As I brought back yet another twelve pairs from the fitting room that didn't even come close to fitting (which makes the whole 'fitting' room label a total misnomer - where bathers are concerned, they should be called 'pre-therapy rooms' or even 'gyms', because you might look like shit but at least you get a work-out), a woman of about the same age and weight sympathised, saying she also found shopping for a pair of bathers rathers stressful. The sympathy was welcome (a quick drink from a surreptitious hip flask would have been even more welcome), but the comment got me thinking (clearly I was searching for distraction)- why do we call them a pair of bathers? Shouldn't it be a set of bathers? Or even a strait-jacket of bathers? Something to ponder...

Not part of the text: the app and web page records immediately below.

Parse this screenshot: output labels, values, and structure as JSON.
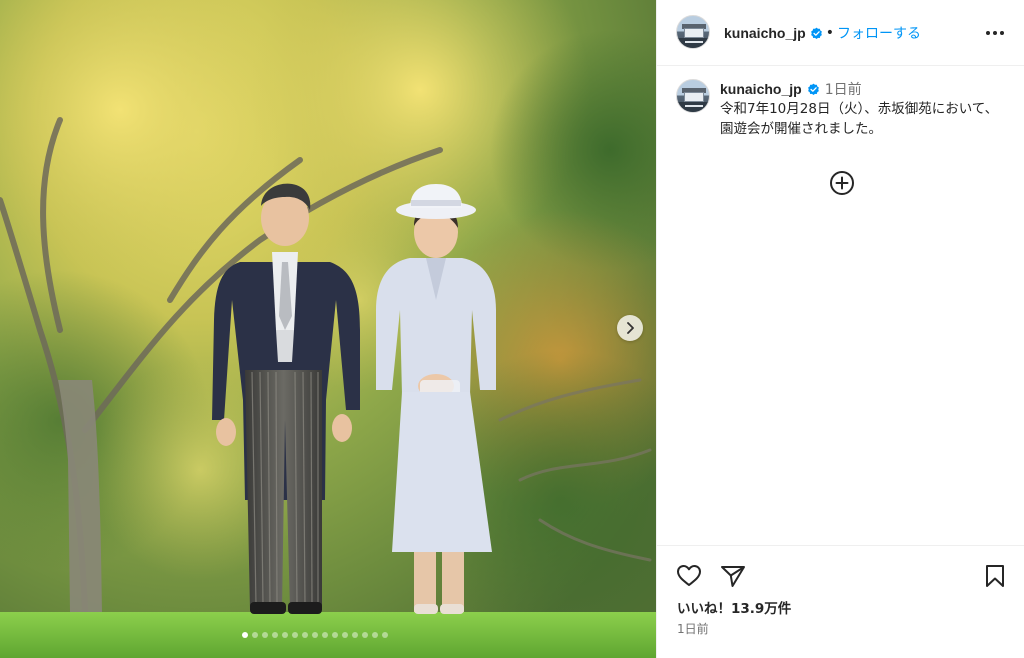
{
  "post": {
    "username": "kunaicho_jp",
    "follow_label": "フォローする",
    "separator": "•",
    "caption_time": "1日前",
    "caption_text": "令和7年10月28日（火）、赤坂御苑において、園遊会が開催されました。",
    "likes_label": "いいね！13.9万件",
    "posted_time": "1日前"
  },
  "carousel": {
    "slide_count": 15,
    "active_index": 0
  },
  "icons": {
    "verified": "verified-badge-icon",
    "more": "more-options-icon",
    "add_comment": "plus-circle-icon",
    "like": "heart-icon",
    "share": "paper-plane-icon",
    "save": "bookmark-icon",
    "carousel_next": "chevron-right-icon"
  },
  "colors": {
    "accent": "#0095f6",
    "text": "#262626",
    "muted": "#737373",
    "border": "#efefef"
  }
}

But as far as this cruise goes, I'll be the one lounging by the pool in tennis skirt and t-shirt. Luckily the dark sunglasses and hat will grant me a certain anonymity, and the cocktails will mean I just don't give a damn anyway. And it'll be tremendous fun regardless. Happy birthday Leanne!

November (VCE & Melbourne Cup - a super combo!)

There are few more stressful times than VCE final year exams. Two weeks of nerve-jangling anxiety, of unbearable pressure, and of headache-inducing tension. The students, of course, have it a lot easier. That's right, I'm talking about the stresses inherent with being the parent of a VCE student, who - being a teenager - has a general expectation that the world revolves around them but, during VCE exams, amps this expectation up to the max. Here in my household we (and I use the term 'we' with reluctant accuracy) still have three exams to go and I'm not sure if we (i.e. I) will be able to make it. I've decided there should be another holiday concurrent with 'schoolies' that should be called something like 'school-parenties', even though I admit that doesn't have quite the same festive ring (and, if you repeat it really quickly, sounds a little like 'skull panties', which may attract an undesirable element. And wouldn't they be disappointed). My point is that when there is a VCE student in the family (aka the Chosen One), the whole household suffers. Some of the ramifications include:
  • Absolute silence while the Chosen One studies (ours turned into a banshee for a brief period yesterday, sort of like Buffy the Vampire Slayer meets Heather Mills. All because her sister and I engaged in a somewhat loud conversation - about evolution if you're interested).
  • Constant cleaning up after the Chosen One's frequent forays into the kitchen for sustenance (cleaning up after themselves might break the concentration).
  • Being there to provide feedback and/or a politely listening face whenever required. No matter what you were doing or whether Elle was trapped in a well with a man other than her fiance on Neighbours and rescue was looking decidedly shaky.
  • Bacon and eggs or some such every exam morning as several experts (thanks, guys) have informed the Chosen Ones that a hearty breakfast is essential.
  • Not 'loading' anything on the Chosen One as (apparently) they have enough to deal with already.
One of the ironies of the situation is that our particular Chosen One keeps talking about how she can't wait to move out while the rest of us concur so heartily we're putting together a petition. Even the dog has signed it. Twice. Fortunately tomorrow is Melbourne Cup Day, which means that I shall have a socially-sanctioned excuse to down a bottle (or two) of champagne. Even a little temporary oblivion may help recharge my batteries. The Chosen One has announced she will deign to join our celebrations for the better part of the day (i.e. probably until clean-up commences), as she could do with a break anyway. So have a good day, everyone, and I'll have a drink for each and every one of you. Hope you all pick a winner!